Adolescent Bariatric Surgery Shows Promise
Posted by Cosmetic Surgery Review on February 26, 2010
While millions of children and teens struggle with childhood obesity, there are several effective weight loss treatments available.
Many adolescents suffering from obesity-related health problems can improve their state of health and lose weight at a steady rate by undergoing laparoscopic adjustable gastric banding (LAGB) surgery. The procedure has been available in the United States since 2001, and The Center for Adolescent Bariatric Surgery recently performed its 100th LAGB procedure with continued success.
Dr. Jeffrey L. Zitsman, director of the Center for Adolescent Bariatric Surgery, states that the program available at his center is different than other types of bariatric surgery because it is safer and less traumatic than conventional procedures. With this procedure, the teen’s digestive anatomy is modified enough to stimulate weight loss, but since it is reversible, offers the patient more options if they are not getting the results they want.
Dr. Zitsman reports that nearly 90 percent of adolescents with a body mass index of 40 or higher are unable to lose weight or maintain a healthy weight with medical intervention. Surgery is an effective way for these teens to begin losing weight at a healthy rate and keep it off for the long-term. Teens who carry excess weight are often at risk for experience several health problems including joint problems, hypertension, high cholesterol levels, irregular periods, and many become insulin resistant.
The Center for Adolescent Bariatric Surgery is one of only four weight loss centers in the United States that has been reviewed by the FDA.

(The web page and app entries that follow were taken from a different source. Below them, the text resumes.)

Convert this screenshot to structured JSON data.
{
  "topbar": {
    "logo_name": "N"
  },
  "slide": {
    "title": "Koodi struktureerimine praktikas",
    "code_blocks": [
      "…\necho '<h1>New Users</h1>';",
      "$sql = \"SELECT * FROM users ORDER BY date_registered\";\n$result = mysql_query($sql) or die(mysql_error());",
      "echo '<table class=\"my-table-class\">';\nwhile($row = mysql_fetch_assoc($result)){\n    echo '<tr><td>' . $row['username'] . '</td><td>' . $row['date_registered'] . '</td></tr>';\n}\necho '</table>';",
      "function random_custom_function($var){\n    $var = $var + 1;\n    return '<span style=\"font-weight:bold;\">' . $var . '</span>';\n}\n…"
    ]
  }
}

All candidates interested in the LAGB procedure undergo a comprehensive assessment process that includes a thorough review of their current exercise regiment, diet, and an analysis of their mental health by a bariatric surgeon and psychiatrist. All candidates must be screened thoroughly to ensure they are in good health to withstand the effects of the procedure, and that they have realistic expectations about the outcome.